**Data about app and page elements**
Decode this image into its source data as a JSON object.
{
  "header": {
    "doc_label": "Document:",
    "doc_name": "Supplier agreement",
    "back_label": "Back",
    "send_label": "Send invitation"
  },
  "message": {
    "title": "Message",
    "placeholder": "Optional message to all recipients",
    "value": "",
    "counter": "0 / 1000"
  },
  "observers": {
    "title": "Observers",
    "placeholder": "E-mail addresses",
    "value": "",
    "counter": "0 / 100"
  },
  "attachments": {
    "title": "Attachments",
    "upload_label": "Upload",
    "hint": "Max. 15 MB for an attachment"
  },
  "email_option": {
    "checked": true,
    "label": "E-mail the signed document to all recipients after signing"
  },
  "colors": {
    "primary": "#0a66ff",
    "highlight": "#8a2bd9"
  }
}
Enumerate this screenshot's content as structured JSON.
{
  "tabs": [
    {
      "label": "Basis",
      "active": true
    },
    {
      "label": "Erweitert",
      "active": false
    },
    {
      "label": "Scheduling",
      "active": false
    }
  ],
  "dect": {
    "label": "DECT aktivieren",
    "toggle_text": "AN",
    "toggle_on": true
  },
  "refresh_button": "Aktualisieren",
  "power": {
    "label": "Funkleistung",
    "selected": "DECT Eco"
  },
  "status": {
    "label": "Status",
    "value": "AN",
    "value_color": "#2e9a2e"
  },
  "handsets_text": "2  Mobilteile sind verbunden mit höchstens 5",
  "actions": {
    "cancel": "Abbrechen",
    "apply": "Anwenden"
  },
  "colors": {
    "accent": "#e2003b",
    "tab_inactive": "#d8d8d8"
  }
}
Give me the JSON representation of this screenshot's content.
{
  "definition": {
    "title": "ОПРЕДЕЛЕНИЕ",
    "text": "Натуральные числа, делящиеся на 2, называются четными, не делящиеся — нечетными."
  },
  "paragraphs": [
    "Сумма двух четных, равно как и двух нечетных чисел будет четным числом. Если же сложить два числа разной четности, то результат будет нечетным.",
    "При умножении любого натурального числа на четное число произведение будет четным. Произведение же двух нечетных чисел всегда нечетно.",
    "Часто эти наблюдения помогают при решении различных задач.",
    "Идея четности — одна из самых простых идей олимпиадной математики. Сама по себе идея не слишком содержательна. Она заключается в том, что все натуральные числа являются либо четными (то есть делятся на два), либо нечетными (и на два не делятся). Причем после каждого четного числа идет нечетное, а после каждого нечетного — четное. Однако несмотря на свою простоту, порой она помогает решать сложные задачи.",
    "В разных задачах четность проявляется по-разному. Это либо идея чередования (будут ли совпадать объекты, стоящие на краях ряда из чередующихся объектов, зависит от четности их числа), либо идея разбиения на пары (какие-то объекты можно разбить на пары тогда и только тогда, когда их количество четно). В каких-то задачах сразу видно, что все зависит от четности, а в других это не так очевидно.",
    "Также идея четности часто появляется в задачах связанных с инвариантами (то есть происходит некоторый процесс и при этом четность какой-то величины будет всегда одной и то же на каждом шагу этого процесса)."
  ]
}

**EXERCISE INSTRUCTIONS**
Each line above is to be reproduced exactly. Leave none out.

**ANSWER SECTION**
Decode this image into its source data as a JSON object.
{
  "header": {
    "doc_label": "Document:",
    "doc_name": "Supplier agreement",
    "back_label": "Back",
    "send_label": "Send invitation"
  },
  "message": {
    "title": "Message",
    "placeholder": "Optional message to all recipients",
    "value": "",
    "counter": "0 / 1000"
  },
  "observers": {
    "title": "Observers",
    "placeholder": "E-mail addresses",
    "value": "",
    "counter": "0 / 100"
  },
  "attachments": {
    "title": "Attachments",
    "upload_label": "Upload",
    "hint": "Max. 15 MB for an attachment"
  },
  "email_option": {
    "checked": true,
    "label": "E-mail the signed document to all recipients after signing"
  },
  "colors": {
    "primary": "#0a66ff",
    "highlight": "#8a2bd9"
  }
}
Enumerate this screenshot's content as structured JSON.
{
  "tabs": [
    {
      "label": "Basis",
      "active": true
    },
    {
      "label": "Erweitert",
      "active": false
    },
    {
      "label": "Scheduling",
      "active": false
    }
  ],
  "dect": {
    "label": "DECT aktivieren",
    "toggle_text": "AN",
    "toggle_on": true
  },
  "refresh_button": "Aktualisieren",
  "power": {
    "label": "Funkleistung",
    "selected": "DECT Eco"
  },
  "status": {
    "label": "Status",
    "value": "AN",
    "value_color": "#2e9a2e"
  },
  "handsets_text": "2  Mobilteile sind verbunden mit höchstens 5",
  "actions": {
    "cancel": "Abbrechen",
    "apply": "Anwenden"
  },
  "colors": {
    "accent": "#e2003b",
    "tab_inactive": "#d8d8d8"
  }
}
Give me the JSON representation of this screenshot's content.
{
  "definition": {
    "title": "ОПРЕДЕЛЕНИЕ",
    "text": "Натуральные числа, делящиеся на 2, называются четными, не делящиеся — нечетными."
  },
  "paragraphs": [
    "Сумма двух четных, равно как и двух нечетных чисел будет четным числом. Если же сложить два числа разной четности, то результат будет нечетным.",
    "При умножении любого натурального числа на четное число произведение будет четным. Произведение же двух нечетных чисел всегда нечетно.",
    "Часто эти наблюдения помогают при решении различных задач.",
    "Идея четности — одна из самых простых идей олимпиадной математики. Сама по себе идея не слишком содержательна. Она заключается в том, что все натуральные числа являются либо четными (то есть делятся на два), либо нечетными (и на два не делятся). Причем после каждого четного числа идет нечетное, а после каждого нечетного — четное. Однако несмотря на свою простоту, порой она помогает решать сложные задачи.",
    "В разных задачах четность проявляется по-разному. Это либо идея чередования (будут ли совпадать объекты, стоящие на краях ряда из чередующихся объектов, зависит от четности их числа), либо идея разбиения на пары (какие-то объекты можно разбить на пары тогда и только тогда, когда их количество четно). В каких-то задачах сразу видно, что все зависит от четности, а в других это не так очевидно.",
    "Также идея четности часто появляется в задачах связанных с инвариантами (то есть происходит некоторый процесс и при этом четность какой-то величины будет всегда одной и то же на каждом шагу этого процесса)."
  ]
}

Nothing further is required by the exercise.